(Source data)

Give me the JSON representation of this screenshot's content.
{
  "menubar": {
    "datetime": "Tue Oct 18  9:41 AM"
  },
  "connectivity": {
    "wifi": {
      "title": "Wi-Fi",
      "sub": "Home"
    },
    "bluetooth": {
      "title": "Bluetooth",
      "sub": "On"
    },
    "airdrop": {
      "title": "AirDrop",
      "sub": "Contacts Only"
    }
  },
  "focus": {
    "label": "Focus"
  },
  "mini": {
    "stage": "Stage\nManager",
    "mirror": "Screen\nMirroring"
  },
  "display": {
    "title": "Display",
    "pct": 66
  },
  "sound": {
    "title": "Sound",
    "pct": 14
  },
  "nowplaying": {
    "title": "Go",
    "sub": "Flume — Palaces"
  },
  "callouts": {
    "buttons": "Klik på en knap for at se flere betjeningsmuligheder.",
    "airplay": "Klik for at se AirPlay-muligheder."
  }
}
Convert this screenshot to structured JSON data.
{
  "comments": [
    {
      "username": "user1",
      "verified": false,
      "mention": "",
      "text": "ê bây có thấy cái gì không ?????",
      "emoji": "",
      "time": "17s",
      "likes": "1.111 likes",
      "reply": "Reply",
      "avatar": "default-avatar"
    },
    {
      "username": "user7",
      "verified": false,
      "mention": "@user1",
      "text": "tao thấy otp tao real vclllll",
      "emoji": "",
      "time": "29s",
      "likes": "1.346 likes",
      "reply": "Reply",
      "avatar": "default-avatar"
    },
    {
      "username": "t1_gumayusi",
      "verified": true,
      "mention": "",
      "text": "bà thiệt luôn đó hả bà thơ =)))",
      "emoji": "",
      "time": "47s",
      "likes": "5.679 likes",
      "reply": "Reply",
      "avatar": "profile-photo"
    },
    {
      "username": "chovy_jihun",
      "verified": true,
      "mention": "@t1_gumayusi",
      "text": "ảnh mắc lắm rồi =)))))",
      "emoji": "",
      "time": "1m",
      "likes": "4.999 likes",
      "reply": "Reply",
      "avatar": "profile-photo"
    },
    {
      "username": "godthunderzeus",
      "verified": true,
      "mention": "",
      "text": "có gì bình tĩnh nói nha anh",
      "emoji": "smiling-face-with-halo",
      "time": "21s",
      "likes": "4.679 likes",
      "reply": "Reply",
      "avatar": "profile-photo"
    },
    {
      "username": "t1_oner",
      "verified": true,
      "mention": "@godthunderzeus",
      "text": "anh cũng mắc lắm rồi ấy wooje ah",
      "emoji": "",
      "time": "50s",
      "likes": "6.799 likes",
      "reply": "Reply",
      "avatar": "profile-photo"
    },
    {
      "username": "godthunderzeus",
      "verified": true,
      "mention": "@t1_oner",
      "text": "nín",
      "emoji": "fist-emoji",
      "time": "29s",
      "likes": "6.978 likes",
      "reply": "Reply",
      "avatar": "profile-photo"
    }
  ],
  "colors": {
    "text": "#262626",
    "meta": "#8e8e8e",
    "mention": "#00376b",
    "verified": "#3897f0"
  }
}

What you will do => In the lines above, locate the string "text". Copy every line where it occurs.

Exercise response =>
      "text": "ê bây có thấy cái gì không ?????",
      "text": "tao thấy otp tao real vclllll",
      "text": "bà thiệt luôn đó hả bà thơ =)))",
      "text": "ảnh mắc lắm rồi =)))))",
      "text": "có gì bình tĩnh nói nha anh",
      "text": "anh cũng mắc lắm rồi ấy wooje ah",
      "text": "nín",
    "text": "#262626",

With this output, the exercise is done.